Sudan and South Sudan are caught in a cycle that involves frustrating and so far largely fruitless talks over oil revenue sharing and border demarcation, alternating (or sometimes overlapping) with periods of severe tension and even cross-border clashes. As of today, talks between the two governments in neighboring Ethiopia are on hold. The situation is eliciting real concern from other neighbors as well.
A Southern Sudanese delegation visited Kenya this week. Kenyan leaders expressed their willingness to help broker a diplomatic solution between the two Sudans. While Kenyan involvement could help the two parties break the deadlock, Kenyan authorities did not say what form their participation might take. Moreover, Sudan may have concerns about Kenya’s neutrality, given the various links between Kenya and South Sudan, including plans to build a pipeline that would cut Sudan’s share of profits from Southern Sudanese oil.
Whatever the visit brings in the future, for the present it underscores the high stakes of the Sudanese crisis not just for the Sudans, but for the region. The Southern Sudanese attempted to reassure Kenyan leaders that Juba and Khartoum will not return to war, but Kenyan Prime Minister Raila Odinga expressed nervousness about the situation:
The PM said that another full scale war between Juba and Khartoum would pose immense security and humanitarian challenges to the region which is already struggling to contain a devastating drought, refugee problems and islamist insurgents in Somalia.
The PM expressed worries that positions appeared to be hardening between the two countries.
Odinga clearly has Somalia – where Kenyan forces have been deployed since October, fighting the rebel movement al Shabab – on the brain.
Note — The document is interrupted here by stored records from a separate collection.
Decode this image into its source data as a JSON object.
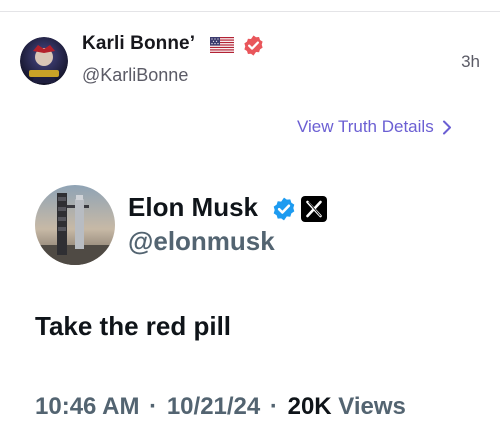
{
  "post": {
    "author_name": "Karli Bonne’",
    "author_handle": "@KarliBonne",
    "time_ago": "3h",
    "view_details_label": "View Truth Details"
  },
  "quote": {
    "name": "Elon Musk",
    "handle": "@elonmusk",
    "text": "Take the red pill",
    "time": "10:46 AM",
    "date": "10/21/24",
    "views_count": "20K",
    "views_label": "Views",
    "separator": "·"
  },
  "icons": {
    "author_badge": "verified-badge-icon",
    "flag": "us-flag-icon",
    "quote_badge": "verified-badge-icon",
    "platform": "x-logo-icon",
    "chevron": "chevron-right-icon"
  },
  "colors": {
    "accent_purple": "#6b5fd3",
    "verified_red": "#e9565b",
    "verified_blue": "#1d9bf0",
    "muted_text": "#536471"
  }
}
Kenya does not want another war on its doorstep. The refugee issues are huge as well. Kenya already hosts thousands of refugees from Somali, and is home to Dadaab, the world’s largest refugee camp. To have Southern Sudanese pouring (back) into Kenya would put a real strain on the country. All of these problems interlock with each other and the issue of drought. In the Greater Horn of Africa, particularly with such heavy regional involvement in the war in Somalia right now, each country’s problems really do become those of its neighbors as well.